  • Decision Analysis for Interest Rates (Shyam Ponappa, Business Standard, July 5, 2012): The discipline of systematic evaluation through applying process-flow and decision analysis — in this example, of financial logic — can help make reasoned, practical decisions, whether for interest rates, or for resolving issues in power supply, or in telecommunications, spectrum and broadband.

About CIS

CIS was registered as a society in Bangalore in 2008. As an independent, non-profit research organisation, it runs different policy research programmes such as Accessibility, Access to Knowledge, Openness, Internet Governance, and Telecom. Over the last four years our policy research programmes have resulted in outputs such as the e-Accessibility Policy Handbook for Persons with Disabilities with ITU and G3ict, and Digital Alternatives with a Cause?, Thinkathon Position Papers and the Digital Natives with a Cause? Report with Hivos. With the Government of India we have done policy research for Ministry of Communications & Information Technology, Ministry of Human Resource Development, Ministry of Personnel, Public Grievances and Pensions, Ministry of Social Justice and Empowerment, etc., on WIPO Treaties, Copyright Bill, NIA Bill, etc.

CIS is an accredited NGO at WIPO and has given policy briefs to delegations from various countries, our Programme Manager, Nirmita Narasimhan won the National Award for Empowerment of Persons with Disabilities from the Government of India and also received the NIVH Excellence Award.

Follow us elsewhere

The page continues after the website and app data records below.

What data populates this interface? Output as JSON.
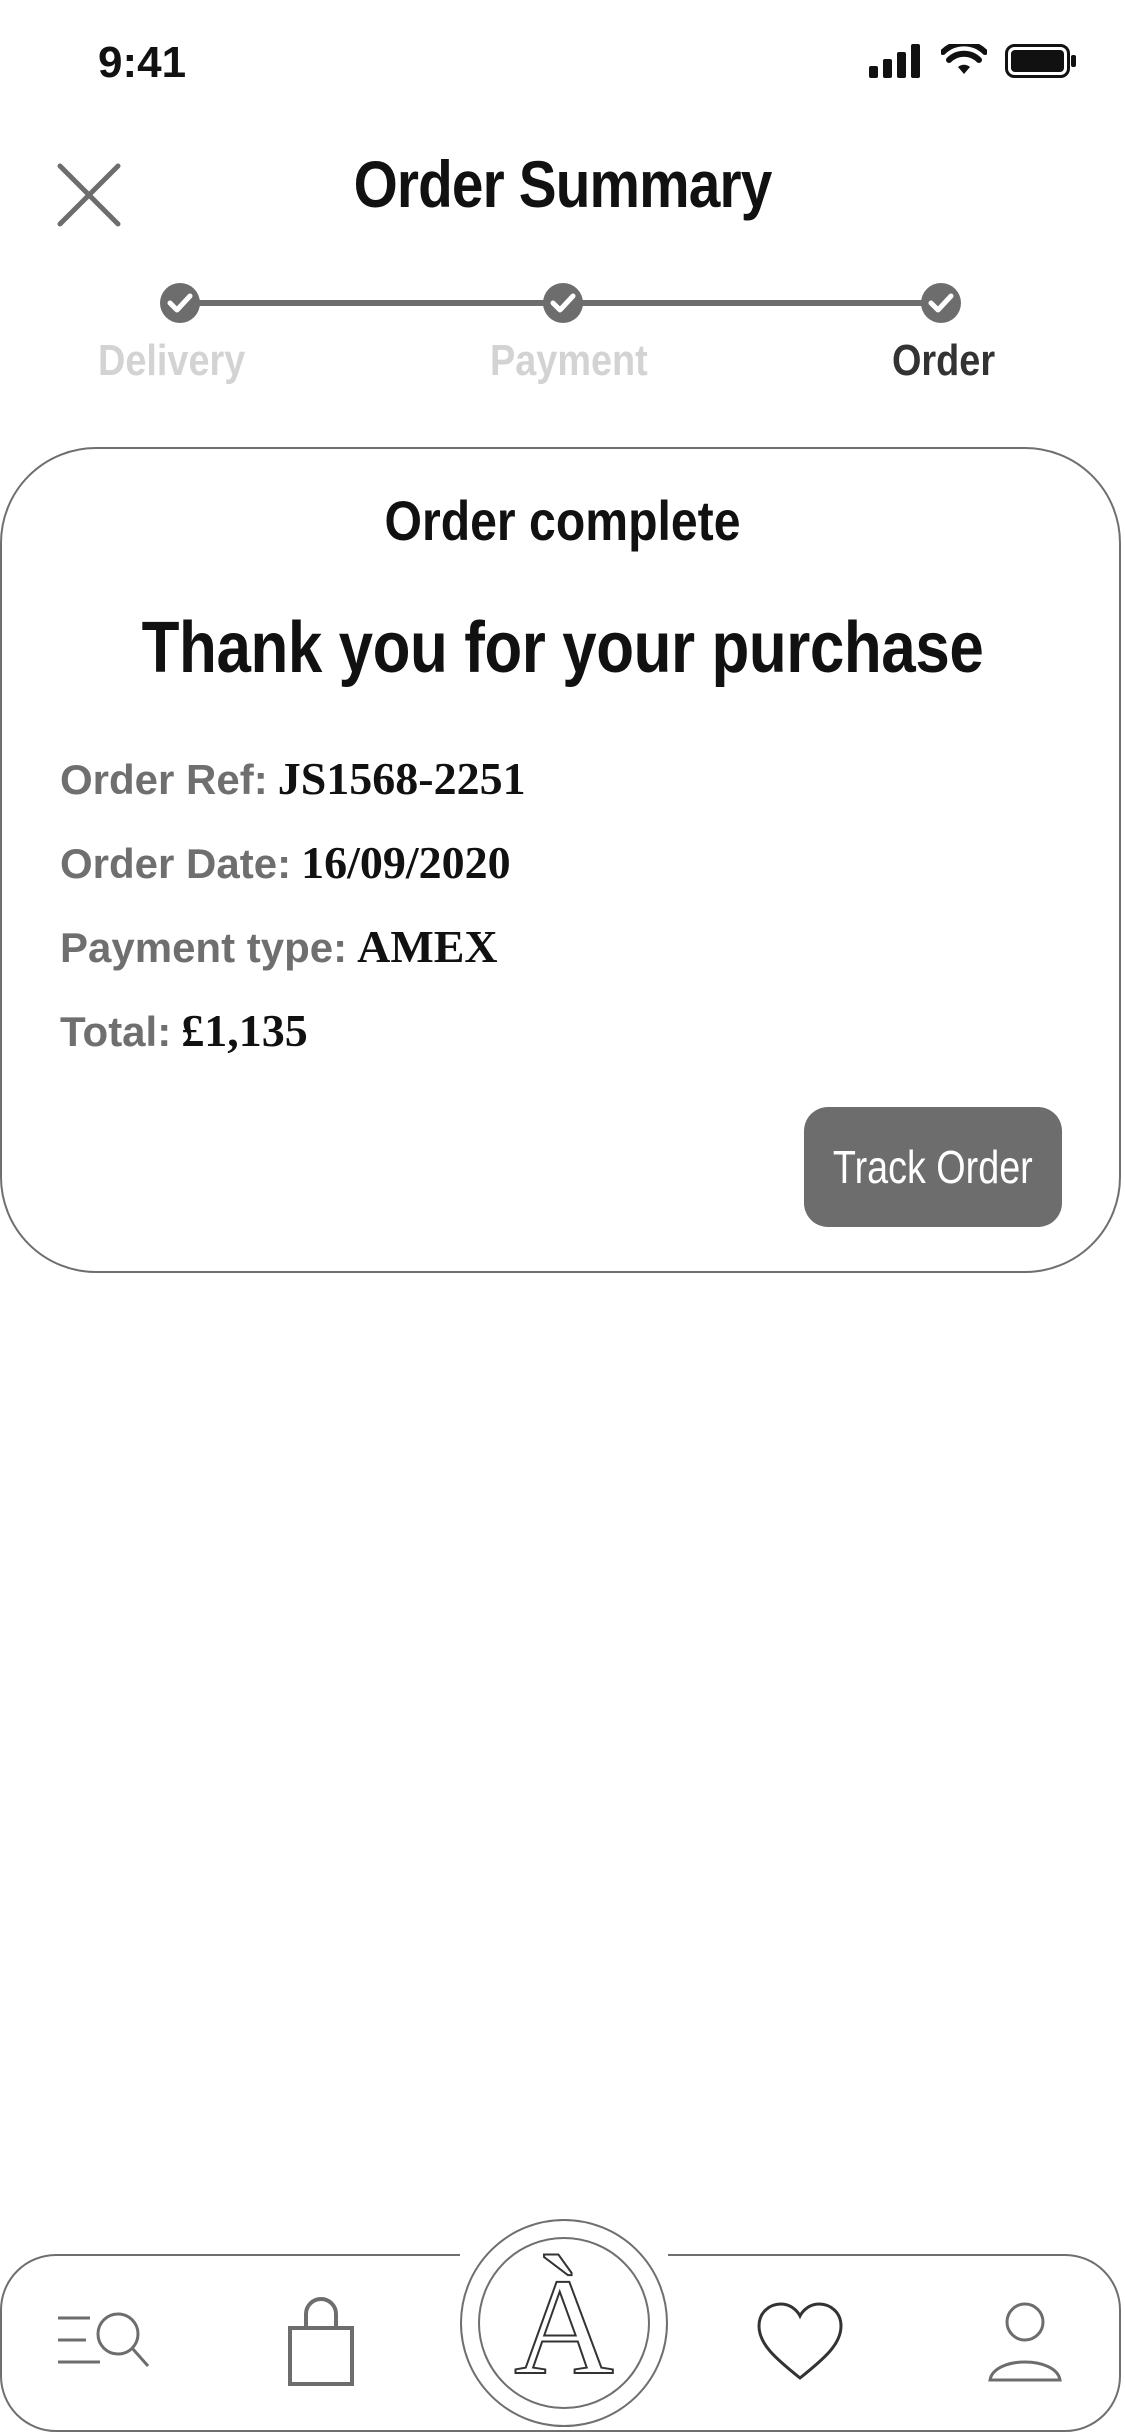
{
  "status_bar": {
    "time": "9:41"
  },
  "header": {
    "title": "Order Summary"
  },
  "stepper": {
    "steps": [
      {
        "label": "Delivery",
        "color": "#d3d3d3"
      },
      {
        "label": "Payment",
        "color": "#d3d3d3"
      },
      {
        "label": "Order",
        "color": "#333333"
      }
    ]
  },
  "card": {
    "title": "Order complete",
    "heading": "Thank you for your purchase",
    "rows": [
      {
        "label": "Order Ref:",
        "value": "JS1568-2251"
      },
      {
        "label": "Order Date:",
        "value": "16/09/2020"
      },
      {
        "label": "Payment type:",
        "value": "AMEX"
      },
      {
        "label": "Total:",
        "value": "£1,135"
      }
    ],
    "track_button": "Track Order"
  },
  "nav": {
    "logo_letter": "À",
    "items": [
      "menu-search-icon",
      "shopping-bag-icon",
      "logo",
      "heart-icon",
      "profile-icon"
    ]
  },
  "colors": {
    "accent": "#6d6d6d",
    "inactive_step": "#d3d3d3"
  }
}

CIS is grateful to its donors, Ford Foundation, Privacy International, UK, Hans Foundation and the Kusuma Trust which was founded by Anurag Dikshit and Soma Pujari, philanthropists of Indian origin, for its core funding and support for most of its projects.